I don't remember seeing many handle ties in your panel. MWBCs require those now. They do not require common trip, however. That means Eaton breakers like BD220220 (not BDC220220) are fair game.
Left-right handed slimlines are dead as a product and will never return. That bus clip is quite "dainty" and also poorly guarded (being on the edge of the breaker, rather than center like GE thins) That made them prone to damage, and if clamping force is not correct it'll burn up the bus stab and put 4 breaker positions out of action. Or worse.
Tandems and quadplex are simply slimlines factory bolted together, or a little bit more in one case. Quadplex breakers come in two major formats.
- 2-pole breaker in the middle and two singles on the outside.
- 2-pole breaker in the middle and another 2-pole breaker on the outside, with a hinky looking handle tie tying them together.
The hinky looking ties make you think "how can that possibly cause common trip? It will simply tram." Sure but here's the breaker secret inside a secret. Breakers "trip free" - they trip even if the handle is held or locked "on". Therefore... handle-ties would not work as a common-trip method, and are not used for that. Common trip is a separate internal mechanism inside the breaker. The handle tie is to help maintainers shut off the whole circuit so they don't get nailed.
...and that's why... on Eaton breakers the common-trip mechanism might not be there. They make quads in two flavors: with and without.
"Without" is acceptable for MWBCs if they do not serve any 120V loads. "Without" is also acceptable for 240V-only loads which do not have a neutral. I don't why Eaton bothers to produce no-common-trip quads.

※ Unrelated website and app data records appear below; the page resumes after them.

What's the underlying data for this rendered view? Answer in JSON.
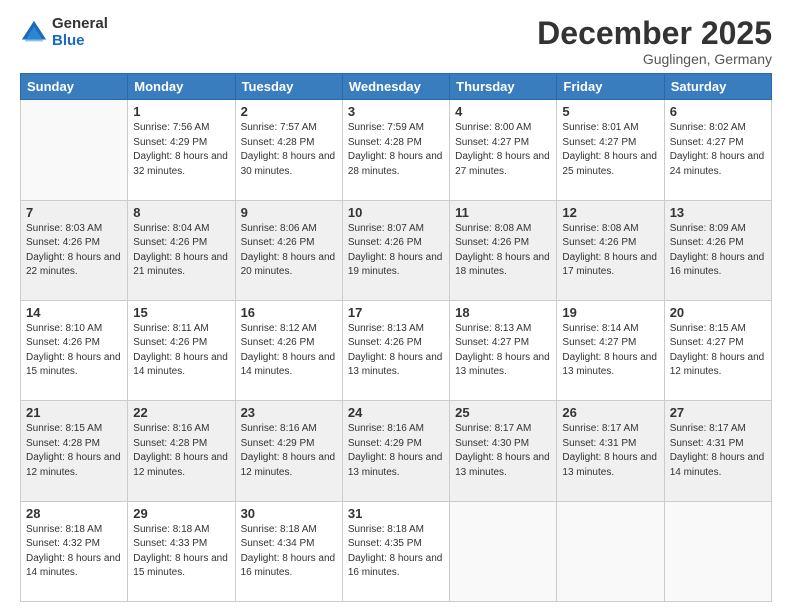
{
  "logo": {
    "general": "General",
    "blue": "Blue"
  },
  "header": {
    "title": "December 2025",
    "subtitle": "Guglingen, Germany"
  },
  "weekdays": [
    "Sunday",
    "Monday",
    "Tuesday",
    "Wednesday",
    "Thursday",
    "Friday",
    "Saturday"
  ],
  "weeks": [
    [
      {
        "day": "",
        "sunrise": "",
        "sunset": "",
        "daylight": ""
      },
      {
        "day": "1",
        "sunrise": "Sunrise: 7:56 AM",
        "sunset": "Sunset: 4:29 PM",
        "daylight": "Daylight: 8 hours and 32 minutes."
      },
      {
        "day": "2",
        "sunrise": "Sunrise: 7:57 AM",
        "sunset": "Sunset: 4:28 PM",
        "daylight": "Daylight: 8 hours and 30 minutes."
      },
      {
        "day": "3",
        "sunrise": "Sunrise: 7:59 AM",
        "sunset": "Sunset: 4:28 PM",
        "daylight": "Daylight: 8 hours and 28 minutes."
      },
      {
        "day": "4",
        "sunrise": "Sunrise: 8:00 AM",
        "sunset": "Sunset: 4:27 PM",
        "daylight": "Daylight: 8 hours and 27 minutes."
      },
      {
        "day": "5",
        "sunrise": "Sunrise: 8:01 AM",
        "sunset": "Sunset: 4:27 PM",
        "daylight": "Daylight: 8 hours and 25 minutes."
      },
      {
        "day": "6",
        "sunrise": "Sunrise: 8:02 AM",
        "sunset": "Sunset: 4:27 PM",
        "daylight": "Daylight: 8 hours and 24 minutes."
      }
    ],
    [
      {
        "day": "7",
        "sunrise": "Sunrise: 8:03 AM",
        "sunset": "Sunset: 4:26 PM",
        "daylight": "Daylight: 8 hours and 22 minutes."
      },
      {
        "day": "8",
        "sunrise": "Sunrise: 8:04 AM",
        "sunset": "Sunset: 4:26 PM",
        "daylight": "Daylight: 8 hours and 21 minutes."
      },
      {
        "day": "9",
        "sunrise": "Sunrise: 8:06 AM",
        "sunset": "Sunset: 4:26 PM",
        "daylight": "Daylight: 8 hours and 20 minutes."
      },
      {
        "day": "10",
        "sunrise": "Sunrise: 8:07 AM",
        "sunset": "Sunset: 4:26 PM",
        "daylight": "Daylight: 8 hours and 19 minutes."
      },
      {
        "day": "11",
        "sunrise": "Sunrise: 8:08 AM",
        "sunset": "Sunset: 4:26 PM",
        "daylight": "Daylight: 8 hours and 18 minutes."
      },
      {
        "day": "12",
        "sunrise": "Sunrise: 8:08 AM",
        "sunset": "Sunset: 4:26 PM",
        "daylight": "Daylight: 8 hours and 17 minutes."
      },
      {
        "day": "13",
        "sunrise": "Sunrise: 8:09 AM",
        "sunset": "Sunset: 4:26 PM",
        "daylight": "Daylight: 8 hours and 16 minutes."
      }
    ],
    [
      {
        "day": "14",
        "sunrise": "Sunrise: 8:10 AM",
        "sunset": "Sunset: 4:26 PM",
        "daylight": "Daylight: 8 hours and 15 minutes."
      },
      {
        "day": "15",
        "sunrise": "Sunrise: 8:11 AM",
        "sunset": "Sunset: 4:26 PM",
        "daylight": "Daylight: 8 hours and 14 minutes."
      },
      {
        "day": "16",
        "sunrise": "Sunrise: 8:12 AM",
        "sunset": "Sunset: 4:26 PM",
        "daylight": "Daylight: 8 hours and 14 minutes."
      },
      {
        "day": "17",
        "sunrise": "Sunrise: 8:13 AM",
        "sunset": "Sunset: 4:26 PM",
        "daylight": "Daylight: 8 hours and 13 minutes."
      },
      {
        "day": "18",
        "sunrise": "Sunrise: 8:13 AM",
        "sunset": "Sunset: 4:27 PM",
        "daylight": "Daylight: 8 hours and 13 minutes."
      },
      {
        "day": "19",
        "sunrise": "Sunrise: 8:14 AM",
        "sunset": "Sunset: 4:27 PM",
        "daylight": "Daylight: 8 hours and 13 minutes."
      },
      {
        "day": "20",
        "sunrise": "Sunrise: 8:15 AM",
        "sunset": "Sunset: 4:27 PM",
        "daylight": "Daylight: 8 hours and 12 minutes."
      }
    ],
    [
      {
        "day": "21",
        "sunrise": "Sunrise: 8:15 AM",
        "sunset": "Sunset: 4:28 PM",
        "daylight": "Daylight: 8 hours and 12 minutes."
      },
      {
        "day": "22",
        "sunrise": "Sunrise: 8:16 AM",
        "sunset": "Sunset: 4:28 PM",
        "daylight": "Daylight: 8 hours and 12 minutes."
      },
      {
        "day": "23",
        "sunrise": "Sunrise: 8:16 AM",
        "sunset": "Sunset: 4:29 PM",
        "daylight": "Daylight: 8 hours and 12 minutes."
      },
      {
        "day": "24",
        "sunrise": "Sunrise: 8:16 AM",
        "sunset": "Sunset: 4:29 PM",
        "daylight": "Daylight: 8 hours and 13 minutes."
      },
      {
        "day": "25",
        "sunrise": "Sunrise: 8:17 AM",
        "sunset": "Sunset: 4:30 PM",
        "daylight": "Daylight: 8 hours and 13 minutes."
      },
      {
        "day": "26",
        "sunrise": "Sunrise: 8:17 AM",
        "sunset": "Sunset: 4:31 PM",
        "daylight": "Daylight: 8 hours and 13 minutes."
      },
      {
        "day": "27",
        "sunrise": "Sunrise: 8:17 AM",
        "sunset": "Sunset: 4:31 PM",
        "daylight": "Daylight: 8 hours and 14 minutes."
      }
    ],
    [
      {
        "day": "28",
        "sunrise": "Sunrise: 8:18 AM",
        "sunset": "Sunset: 4:32 PM",
        "daylight": "Daylight: 8 hours and 14 minutes."
      },
      {
        "day": "29",
        "sunrise": "Sunrise: 8:18 AM",
        "sunset": "Sunset: 4:33 PM",
        "daylight": "Daylight: 8 hours and 15 minutes."
      },
      {
        "day": "30",
        "sunrise": "Sunrise: 8:18 AM",
        "sunset": "Sunset: 4:34 PM",
        "daylight": "Daylight: 8 hours and 16 minutes."
      },
      {
        "day": "31",
        "sunrise": "Sunrise: 8:18 AM",
        "sunset": "Sunset: 4:35 PM",
        "daylight": "Daylight: 8 hours and 16 minutes."
      },
      {
        "day": "",
        "sunrise": "",
        "sunset": "",
        "daylight": ""
      },
      {
        "day": "",
        "sunrise": "",
        "sunset": "",
        "daylight": ""
      },
      {
        "day": "",
        "sunrise": "",
        "sunset": "",
        "daylight": ""
      }
    ]
  ]
}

Nobody ever died because their breaker was common-trip that didn't need to be. Most makers do common trip on the inner, and not on the outer.
With MWBCs, you need to wire then like a 120/240V load with the hots on opposite pole. So you don't use them with tandems. On a quadplex you put a given MWBC on the inner breaker or the outer one.
It helps to be able to visualize your panel's spaces as full spaces, in which two slimlines share a space. And then see the red/black striping a-la my answer on tandems.